We have recently shown that prenatal valproic acid (VPA) exposure causes autism spectrum disorders–like behavioral abnormalities and Nissl-positive cell loss in both prefrontal and somatosensory cortices in male mice. We have also found that VPA-induced social interaction deficits are observed in male but not female offspring. This study demonstrated that the exposure to VPA at embryonic day 12.5 significantly decreased Nissl-positive cell numbers in the prefrontal cortex, but not in the somatosensory cortex, in female offspring. These findings suggest that VPA-induced morphological abnormalities in the somatosensory cortex may be involved in the sex-dependent social interaction deficits.

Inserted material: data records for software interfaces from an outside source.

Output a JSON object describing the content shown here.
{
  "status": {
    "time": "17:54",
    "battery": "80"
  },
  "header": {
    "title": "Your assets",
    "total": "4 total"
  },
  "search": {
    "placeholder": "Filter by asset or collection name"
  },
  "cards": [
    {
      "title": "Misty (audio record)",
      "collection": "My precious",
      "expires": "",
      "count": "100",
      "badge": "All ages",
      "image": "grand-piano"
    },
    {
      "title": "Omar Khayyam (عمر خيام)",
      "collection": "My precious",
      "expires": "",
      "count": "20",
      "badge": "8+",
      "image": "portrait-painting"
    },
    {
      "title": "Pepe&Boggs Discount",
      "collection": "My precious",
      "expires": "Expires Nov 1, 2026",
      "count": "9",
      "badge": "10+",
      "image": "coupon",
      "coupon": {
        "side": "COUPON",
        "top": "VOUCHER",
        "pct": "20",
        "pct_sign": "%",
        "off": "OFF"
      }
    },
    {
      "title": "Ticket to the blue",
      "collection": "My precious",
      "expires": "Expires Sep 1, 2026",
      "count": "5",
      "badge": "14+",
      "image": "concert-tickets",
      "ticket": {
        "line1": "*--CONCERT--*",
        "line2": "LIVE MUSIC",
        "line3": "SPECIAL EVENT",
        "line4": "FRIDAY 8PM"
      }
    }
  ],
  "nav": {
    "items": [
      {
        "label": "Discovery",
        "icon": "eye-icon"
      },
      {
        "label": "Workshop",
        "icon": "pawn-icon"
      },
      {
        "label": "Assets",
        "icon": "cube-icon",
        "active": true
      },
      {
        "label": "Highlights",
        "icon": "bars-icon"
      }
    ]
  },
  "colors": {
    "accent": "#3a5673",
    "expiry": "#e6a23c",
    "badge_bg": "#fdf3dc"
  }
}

Oxaliplatin is a key drug in the treatment of colorectal cancer, but it causes acute and chronic neuropathies in patients. Amitriptyline has widely been used in patients with painful neuropathy. In this study, we investigated the effect of amitriptyline on the oxaliplatin-induced neuropathy in rats. Repeated administration of amitriptyline (5 and 10 mg/kg, p.o., once a day) reduced the oxaliplatin-induced mechanical allodynia but not cold hyperalgesia and reversed the oxaliplatin-induced increase in the expression of NR2B protein and mRNA in rat spinal cord. These results suggest that amitriptyline is useful for the treatment of oxaliplatin-induced neuropathy clinically.